Dataset content:

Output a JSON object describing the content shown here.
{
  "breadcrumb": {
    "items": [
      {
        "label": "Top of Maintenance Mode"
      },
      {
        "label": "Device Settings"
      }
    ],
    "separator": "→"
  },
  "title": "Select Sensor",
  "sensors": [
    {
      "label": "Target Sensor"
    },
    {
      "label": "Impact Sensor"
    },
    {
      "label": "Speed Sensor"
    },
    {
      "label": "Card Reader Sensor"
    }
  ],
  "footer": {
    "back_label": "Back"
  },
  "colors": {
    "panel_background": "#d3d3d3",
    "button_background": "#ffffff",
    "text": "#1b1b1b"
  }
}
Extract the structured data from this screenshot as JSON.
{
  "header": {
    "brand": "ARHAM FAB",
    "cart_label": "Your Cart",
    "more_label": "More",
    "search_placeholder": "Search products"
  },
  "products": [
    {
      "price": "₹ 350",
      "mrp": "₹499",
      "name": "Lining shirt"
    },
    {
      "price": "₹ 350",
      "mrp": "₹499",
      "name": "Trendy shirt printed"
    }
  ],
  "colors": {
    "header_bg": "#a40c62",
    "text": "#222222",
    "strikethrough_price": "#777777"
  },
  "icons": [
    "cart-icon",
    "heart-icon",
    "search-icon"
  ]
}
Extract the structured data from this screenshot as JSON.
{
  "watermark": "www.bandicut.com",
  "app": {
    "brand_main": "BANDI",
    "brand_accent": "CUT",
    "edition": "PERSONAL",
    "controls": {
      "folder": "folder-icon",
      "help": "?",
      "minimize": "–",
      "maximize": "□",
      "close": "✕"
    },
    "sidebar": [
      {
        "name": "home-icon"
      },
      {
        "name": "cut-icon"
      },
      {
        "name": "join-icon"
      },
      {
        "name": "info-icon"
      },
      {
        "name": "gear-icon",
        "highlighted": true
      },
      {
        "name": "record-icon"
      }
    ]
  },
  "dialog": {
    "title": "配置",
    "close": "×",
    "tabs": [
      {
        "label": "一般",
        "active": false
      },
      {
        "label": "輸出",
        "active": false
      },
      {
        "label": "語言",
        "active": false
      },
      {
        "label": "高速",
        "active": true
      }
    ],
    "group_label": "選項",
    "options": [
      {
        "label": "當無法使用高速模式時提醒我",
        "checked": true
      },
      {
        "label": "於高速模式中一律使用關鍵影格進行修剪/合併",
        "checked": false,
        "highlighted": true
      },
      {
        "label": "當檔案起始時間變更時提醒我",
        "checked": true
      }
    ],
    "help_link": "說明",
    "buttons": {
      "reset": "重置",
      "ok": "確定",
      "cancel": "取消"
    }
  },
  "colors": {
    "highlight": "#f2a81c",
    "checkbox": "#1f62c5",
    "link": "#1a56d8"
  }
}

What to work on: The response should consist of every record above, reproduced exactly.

Answer section:
Output a JSON object describing the content shown here.
{
  "breadcrumb": {
    "items": [
      {
        "label": "Top of Maintenance Mode"
      },
      {
        "label": "Device Settings"
      }
    ],
    "separator": "→"
  },
  "title": "Select Sensor",
  "sensors": [
    {
      "label": "Target Sensor"
    },
    {
      "label": "Impact Sensor"
    },
    {
      "label": "Speed Sensor"
    },
    {
      "label": "Card Reader Sensor"
    }
  ],
  "footer": {
    "back_label": "Back"
  },
  "colors": {
    "panel_background": "#d3d3d3",
    "button_background": "#ffffff",
    "text": "#1b1b1b"
  }
}
Extract the structured data from this screenshot as JSON.
{
  "header": {
    "brand": "ARHAM FAB",
    "cart_label": "Your Cart",
    "more_label": "More",
    "search_placeholder": "Search products"
  },
  "products": [
    {
      "price": "₹ 350",
      "mrp": "₹499",
      "name": "Lining shirt"
    },
    {
      "price": "₹ 350",
      "mrp": "₹499",
      "name": "Trendy shirt printed"
    }
  ],
  "colors": {
    "header_bg": "#a40c62",
    "text": "#222222",
    "strikethrough_price": "#777777"
  },
  "icons": [
    "cart-icon",
    "heart-icon",
    "search-icon"
  ]
}
Extract the structured data from this screenshot as JSON.
{
  "watermark": "www.bandicut.com",
  "app": {
    "brand_main": "BANDI",
    "brand_accent": "CUT",
    "edition": "PERSONAL",
    "controls": {
      "folder": "folder-icon",
      "help": "?",
      "minimize": "–",
      "maximize": "□",
      "close": "✕"
    },
    "sidebar": [
      {
        "name": "home-icon"
      },
      {
        "name": "cut-icon"
      },
      {
        "name": "join-icon"
      },
      {
        "name": "info-icon"
      },
      {
        "name": "gear-icon",
        "highlighted": true
      },
      {
        "name": "record-icon"
      }
    ]
  },
  "dialog": {
    "title": "配置",
    "close": "×",
    "tabs": [
      {
        "label": "一般",
        "active": false
      },
      {
        "label": "輸出",
        "active": false
      },
      {
        "label": "語言",
        "active": false
      },
      {
        "label": "高速",
        "active": true
      }
    ],
    "group_label": "選項",
    "options": [
      {
        "label": "當無法使用高速模式時提醒我",
        "checked": true
      },
      {
        "label": "於高速模式中一律使用關鍵影格進行修剪/合併",
        "checked": false,
        "highlighted": true
      },
      {
        "label": "當檔案起始時間變更時提醒我",
        "checked": true
      }
    ],
    "help_link": "說明",
    "buttons": {
      "reset": "重置",
      "ok": "確定",
      "cancel": "取消"
    }
  },
  "colors": {
    "highlight": "#f2a81c",
    "checkbox": "#1f62c5",
    "link": "#1a56d8"
  }
}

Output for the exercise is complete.